Most of the photographs and documents that illustrate the film come from the Junction Arts archive collection held here – if you would like find out more, you can always have a look at the catalogue of the collection.

Coming up this summer: Ashbourne Treasures

Ashbourne Library, St Oswald’s Church and the Ashbourne Heritage Centre are to host what promises to be an informative and inspiring exhibition during July, August and September of this year.  The exhibits in “Ashbourne Treasures” are all of vital importance to the history of the town, and they include the original charter of Queen Elizabeth’s Grammar School, of which we are the proud custodians.  Go and see the treasures if you can.  While you are at it, you could book yourself a ticket for one of the associated events, running throughout the summer, such as Dan Cruickshank’s talk on Georgian Towns.  More information is available at www.ashbournetreasures.com.

Weather history and parish registers

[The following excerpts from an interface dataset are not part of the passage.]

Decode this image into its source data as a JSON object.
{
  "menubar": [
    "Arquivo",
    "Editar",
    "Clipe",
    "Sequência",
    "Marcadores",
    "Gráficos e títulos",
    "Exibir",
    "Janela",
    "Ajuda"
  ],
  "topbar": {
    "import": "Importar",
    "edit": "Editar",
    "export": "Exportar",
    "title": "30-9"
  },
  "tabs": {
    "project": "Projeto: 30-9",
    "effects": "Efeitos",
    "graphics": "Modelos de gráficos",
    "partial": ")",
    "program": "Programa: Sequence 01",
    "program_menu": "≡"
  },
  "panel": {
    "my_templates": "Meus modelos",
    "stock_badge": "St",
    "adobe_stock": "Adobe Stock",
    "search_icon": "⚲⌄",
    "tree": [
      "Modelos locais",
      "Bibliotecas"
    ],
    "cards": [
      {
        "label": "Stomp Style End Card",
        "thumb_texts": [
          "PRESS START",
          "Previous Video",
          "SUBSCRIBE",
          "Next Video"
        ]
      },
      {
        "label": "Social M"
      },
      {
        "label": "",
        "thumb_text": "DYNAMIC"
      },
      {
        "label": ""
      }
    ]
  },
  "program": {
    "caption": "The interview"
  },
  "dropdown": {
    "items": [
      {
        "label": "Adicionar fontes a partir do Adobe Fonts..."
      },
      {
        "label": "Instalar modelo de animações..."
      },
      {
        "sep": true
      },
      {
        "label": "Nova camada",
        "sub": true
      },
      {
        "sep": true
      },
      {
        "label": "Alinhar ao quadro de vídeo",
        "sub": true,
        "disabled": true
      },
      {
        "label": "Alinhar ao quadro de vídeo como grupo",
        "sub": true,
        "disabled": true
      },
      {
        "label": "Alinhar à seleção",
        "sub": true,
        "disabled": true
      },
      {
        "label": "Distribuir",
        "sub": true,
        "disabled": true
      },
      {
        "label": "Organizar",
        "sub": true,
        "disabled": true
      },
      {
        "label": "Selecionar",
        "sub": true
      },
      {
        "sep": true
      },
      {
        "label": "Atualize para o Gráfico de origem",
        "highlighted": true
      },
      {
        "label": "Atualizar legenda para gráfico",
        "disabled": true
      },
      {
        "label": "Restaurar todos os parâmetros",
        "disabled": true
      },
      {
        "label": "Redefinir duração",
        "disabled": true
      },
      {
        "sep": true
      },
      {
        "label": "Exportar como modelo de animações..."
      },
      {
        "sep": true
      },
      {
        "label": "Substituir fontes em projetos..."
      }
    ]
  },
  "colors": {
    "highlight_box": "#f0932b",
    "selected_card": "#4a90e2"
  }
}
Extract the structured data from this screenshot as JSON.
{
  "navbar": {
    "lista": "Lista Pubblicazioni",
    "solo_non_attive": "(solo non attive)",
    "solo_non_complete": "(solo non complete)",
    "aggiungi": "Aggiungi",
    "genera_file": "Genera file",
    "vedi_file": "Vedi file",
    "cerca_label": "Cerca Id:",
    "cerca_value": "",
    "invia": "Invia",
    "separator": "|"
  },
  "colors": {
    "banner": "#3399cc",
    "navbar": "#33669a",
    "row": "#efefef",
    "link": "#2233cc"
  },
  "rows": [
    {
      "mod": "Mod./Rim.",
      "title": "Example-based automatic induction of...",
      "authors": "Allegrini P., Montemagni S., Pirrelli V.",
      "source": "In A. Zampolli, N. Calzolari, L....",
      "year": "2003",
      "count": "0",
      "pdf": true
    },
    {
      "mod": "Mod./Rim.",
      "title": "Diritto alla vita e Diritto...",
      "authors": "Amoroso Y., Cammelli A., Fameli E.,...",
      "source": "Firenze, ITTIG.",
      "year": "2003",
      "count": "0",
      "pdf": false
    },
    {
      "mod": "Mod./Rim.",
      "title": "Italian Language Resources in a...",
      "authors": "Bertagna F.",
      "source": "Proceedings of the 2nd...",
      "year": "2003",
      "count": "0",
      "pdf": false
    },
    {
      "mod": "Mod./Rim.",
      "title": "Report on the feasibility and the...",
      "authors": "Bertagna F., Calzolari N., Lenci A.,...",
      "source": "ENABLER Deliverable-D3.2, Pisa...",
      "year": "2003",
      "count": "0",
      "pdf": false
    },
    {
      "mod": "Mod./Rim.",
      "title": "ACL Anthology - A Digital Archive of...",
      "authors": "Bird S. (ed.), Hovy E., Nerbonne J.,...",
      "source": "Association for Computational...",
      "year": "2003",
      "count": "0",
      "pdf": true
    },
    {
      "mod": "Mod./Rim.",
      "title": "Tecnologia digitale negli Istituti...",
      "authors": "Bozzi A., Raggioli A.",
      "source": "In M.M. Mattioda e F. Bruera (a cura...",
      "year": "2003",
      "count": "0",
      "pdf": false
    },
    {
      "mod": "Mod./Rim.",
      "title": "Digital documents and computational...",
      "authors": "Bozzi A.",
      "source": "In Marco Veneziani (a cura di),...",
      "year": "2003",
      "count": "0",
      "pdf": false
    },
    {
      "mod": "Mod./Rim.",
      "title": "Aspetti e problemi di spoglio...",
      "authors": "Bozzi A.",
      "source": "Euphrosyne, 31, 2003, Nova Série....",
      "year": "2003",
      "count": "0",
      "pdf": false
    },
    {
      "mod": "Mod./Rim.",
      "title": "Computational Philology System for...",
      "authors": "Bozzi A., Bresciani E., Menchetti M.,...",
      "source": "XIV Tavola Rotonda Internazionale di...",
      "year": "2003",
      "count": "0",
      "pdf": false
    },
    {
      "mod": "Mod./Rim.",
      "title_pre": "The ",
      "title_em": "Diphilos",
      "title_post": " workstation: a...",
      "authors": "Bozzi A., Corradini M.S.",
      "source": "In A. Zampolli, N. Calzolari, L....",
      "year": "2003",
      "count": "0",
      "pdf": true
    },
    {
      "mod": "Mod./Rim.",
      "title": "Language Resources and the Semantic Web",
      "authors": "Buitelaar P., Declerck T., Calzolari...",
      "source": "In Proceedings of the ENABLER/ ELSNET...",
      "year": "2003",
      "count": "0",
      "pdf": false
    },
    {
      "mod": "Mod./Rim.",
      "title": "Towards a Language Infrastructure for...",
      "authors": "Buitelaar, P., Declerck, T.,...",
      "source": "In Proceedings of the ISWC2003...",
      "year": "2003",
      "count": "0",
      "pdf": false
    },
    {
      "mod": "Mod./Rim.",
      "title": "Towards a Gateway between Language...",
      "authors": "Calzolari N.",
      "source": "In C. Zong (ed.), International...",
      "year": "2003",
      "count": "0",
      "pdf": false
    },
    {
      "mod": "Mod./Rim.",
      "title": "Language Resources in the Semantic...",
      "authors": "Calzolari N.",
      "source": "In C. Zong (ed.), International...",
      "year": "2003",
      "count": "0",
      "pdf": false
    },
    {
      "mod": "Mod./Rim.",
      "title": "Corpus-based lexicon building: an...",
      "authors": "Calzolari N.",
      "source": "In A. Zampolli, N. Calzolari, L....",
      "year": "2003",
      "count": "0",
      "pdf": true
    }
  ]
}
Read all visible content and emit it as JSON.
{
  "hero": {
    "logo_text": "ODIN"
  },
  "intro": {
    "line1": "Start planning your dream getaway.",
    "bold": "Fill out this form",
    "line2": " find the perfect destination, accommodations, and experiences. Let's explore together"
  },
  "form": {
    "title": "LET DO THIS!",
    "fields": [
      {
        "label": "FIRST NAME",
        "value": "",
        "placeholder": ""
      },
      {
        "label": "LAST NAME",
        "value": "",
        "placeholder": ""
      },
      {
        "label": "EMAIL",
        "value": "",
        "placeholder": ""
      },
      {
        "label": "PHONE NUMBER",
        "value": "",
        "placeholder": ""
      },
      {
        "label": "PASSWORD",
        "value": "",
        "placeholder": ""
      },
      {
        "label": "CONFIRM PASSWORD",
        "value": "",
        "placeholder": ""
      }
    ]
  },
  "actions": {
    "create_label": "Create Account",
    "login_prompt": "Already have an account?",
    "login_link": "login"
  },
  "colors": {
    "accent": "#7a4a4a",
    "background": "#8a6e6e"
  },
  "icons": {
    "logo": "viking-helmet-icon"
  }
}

We have some pleasantly summery weather in Derbyshire just now.  If it should get too warm and you wish to be transported to cooler climes, you could always try reading a new article by the University of Nottingham’s Lucy Veale and others, entitled “‘Instead of fetching flowers, the youths brought in flakes of snow’: exploring extreme weather history through English parish registers”.  It features a reproduction of a descriptive ‘Memorial to the great snow’ of 1615 which can be found inscribed in the Winster parish register.

Draco dormiens nunquam titillandus…

… Or: Never Tickle A Sleeping Dragon.  It is twenty years since the publication of the first Harry Potter book, Harry Potter and the Philosopher’s Stone.  I admit that this anniversary has little to do with archives – if it were the anniversary of The Order of the Phoenix, we could argue that what went on in the Hall of Prophecies is a classic illustration of why delicate records need appropriate storage facilities – but it does give us another excuse to show off some more cartoons by George Woodward (1760-1809).  Here’s a 1785 drawing of a magician, with something of the Dumbledore about him:

D5459-1-22

And here’s an 1813 print showing a pair of witches in a hayloft, complete with some fantastic beasts:

D5459-3-35

For more about the Woodward collection, have a look at some of our previous Woodward posts.

Treasure 39: Florence Nightingale’s letters to C B N Dunn

Today is Florence Nightingale’s 197th birthday, and (not coincidentally) also International Nurses Day – to mark the occasion, here is one of our 50 Treasures posts, about the Florence Nightingale correspondence held here. You can read any of the letters at Boston University’s very user-friendly website, http://archives.bu.edu/web/florence-nightingale

Derbyshire Record Office

Florence Nightingale’s letters to Crich surgeon C B N Dunn are a fascinating read, for their social history content as well as for the insights they can provide into the life of their author.  You can find out more about them in some of our previous blog posts.  In this example (D2546/ZZ/54), Nightingale tells Dunn of candidates for membership of the local Women’s Club – not a recreational club, but a benefit society, which provided a form of insurance against sickness and death.  It was hoped that Dunn could “pass” people as being in good health on joining the club. Collection D1575 (deriving from the Nightingale family’s estates) includes the rules of Lea Friendly Society dated 1832 – this society may well have been the forerunner of the Women’s Club mentioned in the letter.

treasure-39-florence-nightingale

View original post 812 more words